Work instruction =>
Go through the records below and copy out every line holding "price".

Start of Given records

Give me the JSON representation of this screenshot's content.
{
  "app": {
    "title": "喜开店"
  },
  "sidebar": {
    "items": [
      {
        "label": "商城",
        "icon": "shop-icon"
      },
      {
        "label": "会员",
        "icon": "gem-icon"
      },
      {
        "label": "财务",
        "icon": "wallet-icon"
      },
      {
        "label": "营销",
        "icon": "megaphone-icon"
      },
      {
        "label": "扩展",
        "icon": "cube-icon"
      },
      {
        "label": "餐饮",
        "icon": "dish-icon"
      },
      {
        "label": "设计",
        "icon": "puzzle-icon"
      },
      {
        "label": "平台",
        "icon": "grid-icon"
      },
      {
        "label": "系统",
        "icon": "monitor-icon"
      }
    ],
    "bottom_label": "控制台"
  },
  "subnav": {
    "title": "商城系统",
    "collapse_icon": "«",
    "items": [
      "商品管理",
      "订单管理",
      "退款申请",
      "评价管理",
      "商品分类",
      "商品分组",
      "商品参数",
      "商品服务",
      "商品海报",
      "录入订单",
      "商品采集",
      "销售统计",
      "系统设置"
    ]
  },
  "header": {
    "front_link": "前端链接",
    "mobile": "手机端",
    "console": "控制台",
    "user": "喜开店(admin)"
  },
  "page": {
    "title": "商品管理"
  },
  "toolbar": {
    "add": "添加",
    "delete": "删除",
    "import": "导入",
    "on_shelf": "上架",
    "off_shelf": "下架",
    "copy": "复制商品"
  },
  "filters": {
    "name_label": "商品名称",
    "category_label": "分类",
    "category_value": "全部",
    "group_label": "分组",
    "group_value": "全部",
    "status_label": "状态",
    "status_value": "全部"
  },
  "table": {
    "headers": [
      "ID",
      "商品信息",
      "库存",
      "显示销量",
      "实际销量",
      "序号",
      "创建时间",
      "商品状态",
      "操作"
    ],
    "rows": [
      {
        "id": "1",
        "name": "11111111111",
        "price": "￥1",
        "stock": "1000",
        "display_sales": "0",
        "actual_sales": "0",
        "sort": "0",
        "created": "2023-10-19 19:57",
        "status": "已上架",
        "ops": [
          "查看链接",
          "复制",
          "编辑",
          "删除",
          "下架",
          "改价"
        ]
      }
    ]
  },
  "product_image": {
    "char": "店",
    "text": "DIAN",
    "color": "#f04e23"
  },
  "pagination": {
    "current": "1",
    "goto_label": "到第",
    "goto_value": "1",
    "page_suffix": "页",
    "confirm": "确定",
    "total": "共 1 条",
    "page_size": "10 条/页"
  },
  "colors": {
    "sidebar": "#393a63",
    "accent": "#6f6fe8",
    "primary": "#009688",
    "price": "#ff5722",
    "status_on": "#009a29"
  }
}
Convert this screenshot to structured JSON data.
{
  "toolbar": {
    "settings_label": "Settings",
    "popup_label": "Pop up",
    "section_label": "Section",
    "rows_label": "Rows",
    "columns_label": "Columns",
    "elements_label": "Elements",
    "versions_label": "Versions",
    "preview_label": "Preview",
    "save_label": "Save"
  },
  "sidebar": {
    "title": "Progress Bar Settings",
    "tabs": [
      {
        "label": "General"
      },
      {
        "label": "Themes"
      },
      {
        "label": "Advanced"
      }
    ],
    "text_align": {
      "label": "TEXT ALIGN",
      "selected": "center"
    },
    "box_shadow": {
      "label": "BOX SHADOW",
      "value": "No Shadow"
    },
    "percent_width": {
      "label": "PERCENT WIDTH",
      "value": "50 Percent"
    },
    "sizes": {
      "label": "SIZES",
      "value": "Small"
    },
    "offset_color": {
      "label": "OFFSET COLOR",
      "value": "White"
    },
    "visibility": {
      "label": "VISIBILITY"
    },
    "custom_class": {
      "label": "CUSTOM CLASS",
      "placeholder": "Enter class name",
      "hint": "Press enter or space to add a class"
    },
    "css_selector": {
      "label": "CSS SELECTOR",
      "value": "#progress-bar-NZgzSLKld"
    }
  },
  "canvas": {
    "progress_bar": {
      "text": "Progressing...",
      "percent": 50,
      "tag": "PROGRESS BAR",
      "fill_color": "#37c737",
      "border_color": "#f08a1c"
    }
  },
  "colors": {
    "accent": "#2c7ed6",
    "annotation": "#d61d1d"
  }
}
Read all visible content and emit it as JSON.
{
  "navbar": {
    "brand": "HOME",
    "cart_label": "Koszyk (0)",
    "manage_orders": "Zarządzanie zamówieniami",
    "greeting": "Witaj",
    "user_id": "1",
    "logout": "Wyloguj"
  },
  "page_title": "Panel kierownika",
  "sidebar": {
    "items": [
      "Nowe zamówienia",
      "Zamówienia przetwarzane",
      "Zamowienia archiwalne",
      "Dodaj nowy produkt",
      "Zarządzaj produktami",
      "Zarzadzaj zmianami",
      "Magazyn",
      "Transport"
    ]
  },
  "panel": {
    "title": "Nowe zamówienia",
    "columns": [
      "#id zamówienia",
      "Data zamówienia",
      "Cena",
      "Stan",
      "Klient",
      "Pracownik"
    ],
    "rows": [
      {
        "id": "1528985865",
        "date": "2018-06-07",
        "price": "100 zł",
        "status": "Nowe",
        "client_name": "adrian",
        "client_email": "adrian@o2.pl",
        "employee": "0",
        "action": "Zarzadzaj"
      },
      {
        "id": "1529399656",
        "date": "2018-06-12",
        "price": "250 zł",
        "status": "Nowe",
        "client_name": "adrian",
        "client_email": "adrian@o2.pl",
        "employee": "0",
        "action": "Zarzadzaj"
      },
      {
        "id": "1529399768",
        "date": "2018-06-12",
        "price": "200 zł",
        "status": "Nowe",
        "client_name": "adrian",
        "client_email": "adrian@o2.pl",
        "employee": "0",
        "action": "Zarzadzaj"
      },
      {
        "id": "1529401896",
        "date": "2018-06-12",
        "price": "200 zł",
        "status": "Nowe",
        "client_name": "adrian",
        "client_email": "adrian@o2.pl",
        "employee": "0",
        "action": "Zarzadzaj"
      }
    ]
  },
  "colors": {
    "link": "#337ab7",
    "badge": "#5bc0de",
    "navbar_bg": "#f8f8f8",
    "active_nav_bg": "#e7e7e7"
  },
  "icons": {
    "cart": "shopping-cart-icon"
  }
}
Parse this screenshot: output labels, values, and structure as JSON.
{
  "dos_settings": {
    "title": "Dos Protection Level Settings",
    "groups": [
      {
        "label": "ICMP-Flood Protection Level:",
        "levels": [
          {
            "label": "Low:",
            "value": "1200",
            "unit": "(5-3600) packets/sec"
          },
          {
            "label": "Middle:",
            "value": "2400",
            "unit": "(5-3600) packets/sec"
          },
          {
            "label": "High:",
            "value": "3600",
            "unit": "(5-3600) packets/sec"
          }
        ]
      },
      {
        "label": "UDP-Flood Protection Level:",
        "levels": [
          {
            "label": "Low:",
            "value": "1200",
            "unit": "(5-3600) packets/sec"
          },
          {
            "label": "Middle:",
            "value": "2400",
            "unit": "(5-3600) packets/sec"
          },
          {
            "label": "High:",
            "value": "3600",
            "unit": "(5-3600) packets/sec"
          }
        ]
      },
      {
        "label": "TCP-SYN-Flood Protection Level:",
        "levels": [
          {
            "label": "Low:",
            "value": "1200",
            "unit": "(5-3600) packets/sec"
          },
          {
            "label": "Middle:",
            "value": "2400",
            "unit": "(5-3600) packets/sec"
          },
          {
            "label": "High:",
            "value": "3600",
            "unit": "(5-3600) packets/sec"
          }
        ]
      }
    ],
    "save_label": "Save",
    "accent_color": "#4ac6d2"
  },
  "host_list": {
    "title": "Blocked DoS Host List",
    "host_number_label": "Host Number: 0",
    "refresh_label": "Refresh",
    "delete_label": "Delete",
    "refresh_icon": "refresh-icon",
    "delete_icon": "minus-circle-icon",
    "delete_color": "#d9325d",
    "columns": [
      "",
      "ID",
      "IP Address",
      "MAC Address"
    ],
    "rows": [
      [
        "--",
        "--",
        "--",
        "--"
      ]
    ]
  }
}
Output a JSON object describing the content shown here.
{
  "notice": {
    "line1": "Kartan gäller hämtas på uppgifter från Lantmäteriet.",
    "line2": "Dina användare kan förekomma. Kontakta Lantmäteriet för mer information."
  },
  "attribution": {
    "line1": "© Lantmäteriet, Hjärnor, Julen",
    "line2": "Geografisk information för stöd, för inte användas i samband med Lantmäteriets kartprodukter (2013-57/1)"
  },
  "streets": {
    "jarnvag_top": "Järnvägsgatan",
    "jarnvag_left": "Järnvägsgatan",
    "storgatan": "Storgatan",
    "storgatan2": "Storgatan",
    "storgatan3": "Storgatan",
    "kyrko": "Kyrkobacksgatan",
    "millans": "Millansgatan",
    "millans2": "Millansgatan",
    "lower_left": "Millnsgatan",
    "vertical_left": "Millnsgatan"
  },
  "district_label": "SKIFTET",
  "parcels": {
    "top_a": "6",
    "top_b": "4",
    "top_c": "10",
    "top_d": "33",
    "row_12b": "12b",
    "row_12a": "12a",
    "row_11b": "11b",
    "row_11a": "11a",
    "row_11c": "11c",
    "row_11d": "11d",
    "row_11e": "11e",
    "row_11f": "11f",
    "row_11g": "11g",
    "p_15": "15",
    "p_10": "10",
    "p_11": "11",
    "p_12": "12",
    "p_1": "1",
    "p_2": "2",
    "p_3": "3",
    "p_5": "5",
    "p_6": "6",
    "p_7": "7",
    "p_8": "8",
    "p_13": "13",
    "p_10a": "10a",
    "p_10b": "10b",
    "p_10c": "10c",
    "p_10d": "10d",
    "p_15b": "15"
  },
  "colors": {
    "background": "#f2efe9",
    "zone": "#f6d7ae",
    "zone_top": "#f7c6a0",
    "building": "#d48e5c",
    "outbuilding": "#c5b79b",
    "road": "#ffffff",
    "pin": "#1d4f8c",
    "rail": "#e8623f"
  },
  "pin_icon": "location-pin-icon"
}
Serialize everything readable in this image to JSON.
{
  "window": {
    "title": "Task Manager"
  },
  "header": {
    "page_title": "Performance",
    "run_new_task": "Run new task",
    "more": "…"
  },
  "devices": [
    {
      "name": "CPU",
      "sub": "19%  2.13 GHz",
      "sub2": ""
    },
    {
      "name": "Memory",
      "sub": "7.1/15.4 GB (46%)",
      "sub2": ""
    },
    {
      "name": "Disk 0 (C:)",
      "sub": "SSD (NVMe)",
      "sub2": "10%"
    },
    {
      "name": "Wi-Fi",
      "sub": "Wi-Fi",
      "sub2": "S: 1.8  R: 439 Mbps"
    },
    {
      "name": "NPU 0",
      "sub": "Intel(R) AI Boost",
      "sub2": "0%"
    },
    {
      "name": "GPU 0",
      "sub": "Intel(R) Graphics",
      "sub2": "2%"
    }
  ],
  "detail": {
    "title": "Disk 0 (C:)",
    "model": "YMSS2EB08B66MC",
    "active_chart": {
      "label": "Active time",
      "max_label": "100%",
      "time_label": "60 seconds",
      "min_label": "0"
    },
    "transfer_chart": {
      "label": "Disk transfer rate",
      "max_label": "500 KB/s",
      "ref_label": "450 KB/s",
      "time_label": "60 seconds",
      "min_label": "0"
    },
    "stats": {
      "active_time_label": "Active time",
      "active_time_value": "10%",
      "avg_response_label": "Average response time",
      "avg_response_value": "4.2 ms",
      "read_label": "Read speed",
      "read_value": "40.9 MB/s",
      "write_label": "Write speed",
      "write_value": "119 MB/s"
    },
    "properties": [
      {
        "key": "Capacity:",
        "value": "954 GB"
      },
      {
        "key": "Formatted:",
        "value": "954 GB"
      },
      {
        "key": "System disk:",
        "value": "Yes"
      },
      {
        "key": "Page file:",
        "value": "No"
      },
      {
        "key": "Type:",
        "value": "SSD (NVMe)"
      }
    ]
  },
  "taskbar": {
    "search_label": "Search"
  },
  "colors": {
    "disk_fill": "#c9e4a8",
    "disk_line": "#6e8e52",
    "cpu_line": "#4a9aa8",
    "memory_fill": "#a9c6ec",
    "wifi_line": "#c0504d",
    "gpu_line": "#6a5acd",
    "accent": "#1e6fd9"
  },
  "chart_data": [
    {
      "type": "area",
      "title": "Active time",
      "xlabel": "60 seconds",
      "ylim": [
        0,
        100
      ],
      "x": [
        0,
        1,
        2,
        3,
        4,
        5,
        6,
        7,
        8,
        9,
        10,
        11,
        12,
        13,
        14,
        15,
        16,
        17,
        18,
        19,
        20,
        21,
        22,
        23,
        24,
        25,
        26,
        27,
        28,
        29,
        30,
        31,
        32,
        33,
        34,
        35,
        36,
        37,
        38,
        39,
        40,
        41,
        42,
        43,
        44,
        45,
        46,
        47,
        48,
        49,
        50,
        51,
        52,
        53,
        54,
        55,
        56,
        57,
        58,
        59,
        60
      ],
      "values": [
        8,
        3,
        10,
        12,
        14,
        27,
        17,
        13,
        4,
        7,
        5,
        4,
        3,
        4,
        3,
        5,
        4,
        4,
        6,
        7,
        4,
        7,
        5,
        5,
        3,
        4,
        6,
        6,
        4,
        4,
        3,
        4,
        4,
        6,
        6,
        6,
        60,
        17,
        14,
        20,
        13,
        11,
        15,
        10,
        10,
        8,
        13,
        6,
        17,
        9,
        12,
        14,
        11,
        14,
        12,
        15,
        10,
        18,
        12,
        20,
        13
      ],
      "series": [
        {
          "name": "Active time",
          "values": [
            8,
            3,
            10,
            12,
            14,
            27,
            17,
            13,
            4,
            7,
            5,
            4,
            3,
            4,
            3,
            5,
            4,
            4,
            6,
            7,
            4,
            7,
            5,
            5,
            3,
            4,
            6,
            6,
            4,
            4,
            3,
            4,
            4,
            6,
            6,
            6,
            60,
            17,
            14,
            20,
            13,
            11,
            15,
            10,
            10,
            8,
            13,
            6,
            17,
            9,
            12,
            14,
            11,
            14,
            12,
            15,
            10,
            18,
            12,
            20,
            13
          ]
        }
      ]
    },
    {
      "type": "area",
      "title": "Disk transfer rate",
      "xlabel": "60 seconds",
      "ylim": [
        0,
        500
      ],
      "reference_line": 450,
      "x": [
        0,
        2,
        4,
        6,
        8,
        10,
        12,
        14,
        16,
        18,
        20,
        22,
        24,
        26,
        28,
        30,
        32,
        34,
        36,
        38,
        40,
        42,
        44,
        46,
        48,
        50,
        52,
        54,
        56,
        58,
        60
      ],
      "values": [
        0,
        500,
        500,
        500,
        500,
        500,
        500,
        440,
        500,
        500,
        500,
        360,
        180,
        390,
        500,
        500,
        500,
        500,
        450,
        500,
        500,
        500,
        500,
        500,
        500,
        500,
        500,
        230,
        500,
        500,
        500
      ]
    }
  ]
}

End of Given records

Response to the exercise =>
        "price": "￥1",
    "price": "#ff5722",
        "price": "100 zł",
        "price": "250 zł",
        "price": "200 zł",
        "price": "200 zł",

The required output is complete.